Over the millennia, women have come to the conclusion, partially through feminism but mostly through common sense, that an exclusively male God who favors men above women is poppycock. Even women who love the Jewish, Islamic and Christian Gods want to help be priests and pastors, and are mostly prevented so by silly verses quoted mostly out of context by their male counterparts. Feminism and religion still have a long history of antagonism to overcome.
In Hebrew legend, Eve was not the first wife of Adam. She was the second. The first wife was made of the same dust of Adam. But Lilith refused to lie down beneath Adam for sex – she wanted to be on top! Adam, not realizing the fun that could be had, instead chastised Lilith; and said that she had to lie beneath him because she was made of a lower kind of dust than he was.

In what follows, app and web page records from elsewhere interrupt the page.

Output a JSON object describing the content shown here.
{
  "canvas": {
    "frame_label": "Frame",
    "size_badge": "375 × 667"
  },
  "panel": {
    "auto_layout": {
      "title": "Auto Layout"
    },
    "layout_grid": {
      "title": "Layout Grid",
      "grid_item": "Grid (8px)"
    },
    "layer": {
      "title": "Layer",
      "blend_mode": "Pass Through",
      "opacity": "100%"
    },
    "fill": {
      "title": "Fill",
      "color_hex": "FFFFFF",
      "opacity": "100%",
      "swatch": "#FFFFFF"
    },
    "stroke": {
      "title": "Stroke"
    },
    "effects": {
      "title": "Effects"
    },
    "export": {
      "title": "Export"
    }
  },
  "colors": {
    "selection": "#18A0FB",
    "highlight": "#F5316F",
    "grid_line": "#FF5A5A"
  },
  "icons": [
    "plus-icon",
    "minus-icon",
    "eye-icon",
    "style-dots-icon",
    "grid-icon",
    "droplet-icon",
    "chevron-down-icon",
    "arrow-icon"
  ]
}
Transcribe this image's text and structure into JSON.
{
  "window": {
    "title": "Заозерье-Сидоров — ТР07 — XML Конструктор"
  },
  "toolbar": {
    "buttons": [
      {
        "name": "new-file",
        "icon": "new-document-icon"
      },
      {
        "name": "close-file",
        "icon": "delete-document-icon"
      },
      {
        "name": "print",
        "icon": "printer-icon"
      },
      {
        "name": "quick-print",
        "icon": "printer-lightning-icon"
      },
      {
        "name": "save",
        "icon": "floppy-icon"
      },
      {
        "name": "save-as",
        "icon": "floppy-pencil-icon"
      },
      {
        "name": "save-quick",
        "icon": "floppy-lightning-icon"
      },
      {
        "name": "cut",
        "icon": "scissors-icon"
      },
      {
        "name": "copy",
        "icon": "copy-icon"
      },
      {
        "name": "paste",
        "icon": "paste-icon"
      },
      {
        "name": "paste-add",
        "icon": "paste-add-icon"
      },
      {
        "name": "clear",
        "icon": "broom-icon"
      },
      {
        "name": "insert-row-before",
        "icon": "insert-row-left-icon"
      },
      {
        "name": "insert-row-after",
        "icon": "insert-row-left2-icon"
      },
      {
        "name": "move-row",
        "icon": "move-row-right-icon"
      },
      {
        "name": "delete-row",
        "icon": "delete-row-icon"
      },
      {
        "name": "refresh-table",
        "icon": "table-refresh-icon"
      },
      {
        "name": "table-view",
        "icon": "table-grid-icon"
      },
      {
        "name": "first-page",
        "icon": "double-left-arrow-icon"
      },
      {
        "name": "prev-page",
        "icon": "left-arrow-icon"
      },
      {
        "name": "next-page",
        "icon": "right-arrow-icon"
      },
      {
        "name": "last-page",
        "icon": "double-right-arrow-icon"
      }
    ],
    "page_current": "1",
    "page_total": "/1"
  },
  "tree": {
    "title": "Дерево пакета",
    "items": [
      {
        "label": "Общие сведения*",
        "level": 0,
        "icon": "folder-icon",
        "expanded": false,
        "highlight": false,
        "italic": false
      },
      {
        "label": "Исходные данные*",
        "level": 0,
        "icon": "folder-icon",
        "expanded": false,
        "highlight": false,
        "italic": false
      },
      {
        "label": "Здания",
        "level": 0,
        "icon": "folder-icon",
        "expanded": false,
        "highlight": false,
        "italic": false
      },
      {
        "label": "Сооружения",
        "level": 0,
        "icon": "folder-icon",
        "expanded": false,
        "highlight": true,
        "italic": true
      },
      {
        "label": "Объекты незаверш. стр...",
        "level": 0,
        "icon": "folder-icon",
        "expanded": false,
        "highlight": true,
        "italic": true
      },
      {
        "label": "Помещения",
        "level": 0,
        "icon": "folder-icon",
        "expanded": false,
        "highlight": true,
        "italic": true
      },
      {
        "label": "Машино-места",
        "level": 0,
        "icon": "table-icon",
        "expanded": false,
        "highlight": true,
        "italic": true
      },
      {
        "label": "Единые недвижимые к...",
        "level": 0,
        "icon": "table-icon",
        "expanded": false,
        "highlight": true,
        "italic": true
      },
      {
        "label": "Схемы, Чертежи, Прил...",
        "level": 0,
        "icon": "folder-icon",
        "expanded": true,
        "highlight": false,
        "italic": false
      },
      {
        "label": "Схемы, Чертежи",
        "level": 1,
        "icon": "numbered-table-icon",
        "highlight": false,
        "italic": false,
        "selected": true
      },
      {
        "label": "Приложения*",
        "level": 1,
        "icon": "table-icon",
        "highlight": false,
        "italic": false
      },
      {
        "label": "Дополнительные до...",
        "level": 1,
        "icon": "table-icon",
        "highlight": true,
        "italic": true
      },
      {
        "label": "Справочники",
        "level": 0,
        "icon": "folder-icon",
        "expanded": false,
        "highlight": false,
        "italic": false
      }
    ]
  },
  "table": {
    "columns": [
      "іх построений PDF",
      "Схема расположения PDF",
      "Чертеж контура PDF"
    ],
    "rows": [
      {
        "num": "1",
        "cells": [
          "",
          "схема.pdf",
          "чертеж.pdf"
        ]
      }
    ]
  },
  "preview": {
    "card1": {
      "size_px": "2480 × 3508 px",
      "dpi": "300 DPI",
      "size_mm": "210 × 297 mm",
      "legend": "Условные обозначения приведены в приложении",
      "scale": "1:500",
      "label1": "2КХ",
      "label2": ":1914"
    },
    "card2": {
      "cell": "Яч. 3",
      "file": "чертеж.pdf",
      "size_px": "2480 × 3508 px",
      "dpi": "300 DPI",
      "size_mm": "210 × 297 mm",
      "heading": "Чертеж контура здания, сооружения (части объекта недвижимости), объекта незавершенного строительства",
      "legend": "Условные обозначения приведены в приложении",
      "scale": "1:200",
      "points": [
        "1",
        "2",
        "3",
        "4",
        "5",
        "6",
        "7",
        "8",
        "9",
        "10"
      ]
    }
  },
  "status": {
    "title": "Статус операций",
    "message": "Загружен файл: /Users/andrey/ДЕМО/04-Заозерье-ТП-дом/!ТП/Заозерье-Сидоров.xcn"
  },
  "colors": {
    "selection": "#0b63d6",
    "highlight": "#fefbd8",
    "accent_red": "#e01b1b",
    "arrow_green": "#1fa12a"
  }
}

Lilith then spoke aloud the sacred name of God, rose in the air, and became the mistress of demons and dragons even unto this day.
Lilith was most likely a symbol for the female oriented Goddess religions, which venerated all females their power to give birth. In the 700s Before Common Era (BCE), the nation of Israel was captured and carted off as slaves time and time again. These conquering nations almost always worshipped Goddesses. And so any woman having power that cannot be controlled by a man was considered not only dangerous, but sinful.
In the Christian church, women are not allowed to make the final decision in home matters or to be priests, according to vitriolic letters written by the Apostle Paul, who clearly hated women. He was the one who wrote the famous phrase “Better to marry than to burn…” Women priests are still not allowed in the Catholic Church, despite the lack of any man to do the job.
Feminism and religion can work together for good if they see that anything having to do with a living spirituality must be flexible enough to serve the needs of the worshippers. Wicca, which worships both a God and a Goddess, is the fastest growing religion in America, even though it is not an organized religion by any means.
Some women swing the other way and only worship Goddesses and allow only women into their worship and ritual circles. The most famous of these is the Dianic Tradition of Witches, which worship Diana as the most powerful Deity in the pantheon. But this can lead to the same problem of reverse discrimination against men. Is it fair to judge men today solely on decisions made by their ancestors?
Feminism and religion need not fear each other. In order to help human beings understand themselves, they can work together to strike a balance that is beautiful and fair for everyone. Feminism and religion can go together, but only if men can accept this.